Compare and Contrast
Topics for Further Study
What Do I Read Next?
Bibliography and Further Reading
Baumann, Walter. A Rose in the Steel Dust: An Examination of The Cantos of Ezra Pound. Coral Gables, Fla.: University of Miami Press, 1970. A revisionist examination of the Cantos, with a view toward the post-industrial age seen through Pound’s extreme interest in Dante and the French Provençal troubadours.

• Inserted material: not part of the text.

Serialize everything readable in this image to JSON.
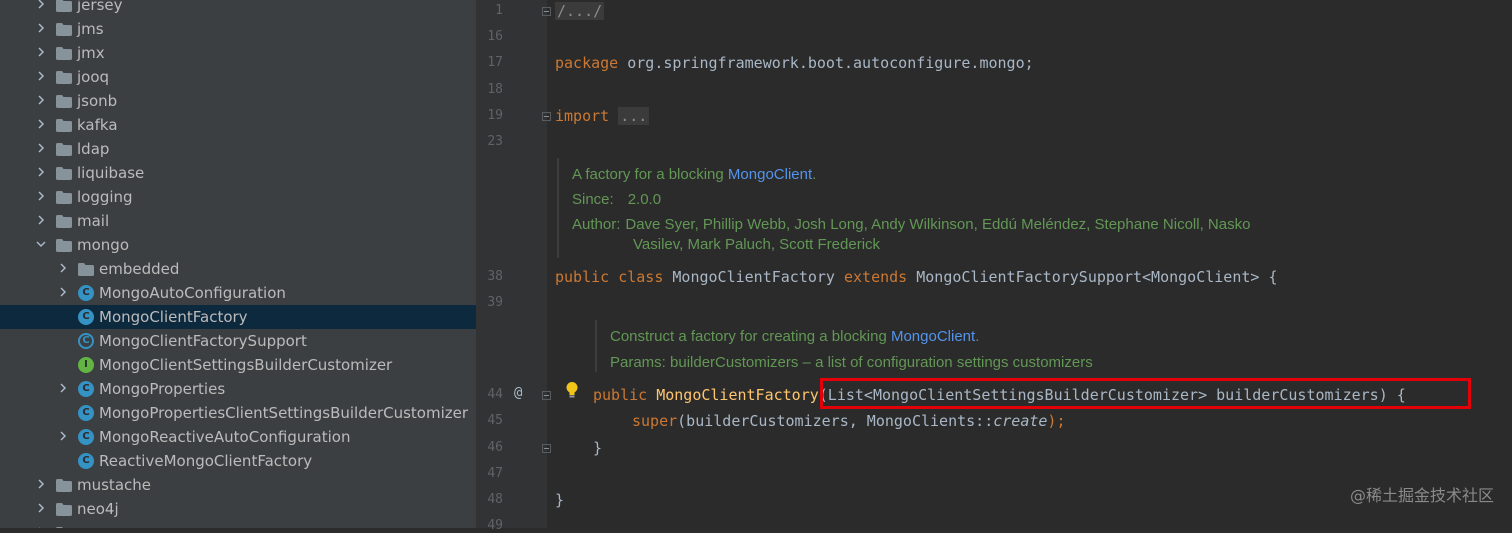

Emery, Clark. Ideas into Action: A Study of Pound’s Cantos. Coral Gables, Fla.: University of Miami Press, 1958. One of the original sources on the Cantos, written well after The Pisan Cantos but well before Pound’s release from St. Elizabeths and the official ending of the poetry sequence. Analyzes the active in relation to the passive.
Goodwin, K. L. The Influence of Ezra Pound. New York: Oxford University Press, 1976. Places the poet firmly in the pantheon of modern poets, largely because of his having attempted the epic poem the Cantos.
Kenner, Hugh. The Poetry of Ezra Pound. Norfolk, Conn.: New Directions, 1951. With Donald Davie, Kenner is the foremost authority on Pound, his work, and his influence. Chapters are devoted to the Cantos, but Kenner explains how the sequence drew together common threads in all Pound’s work.
Leary, Lewis, ed. Motive and Method in The Cantos of Ezra Pound. New York: Columbia University Press, 1954. Early treatment of the epic poem. Explores both political statements, prosody, and technique in Pound’s fusion of myth and personal statement.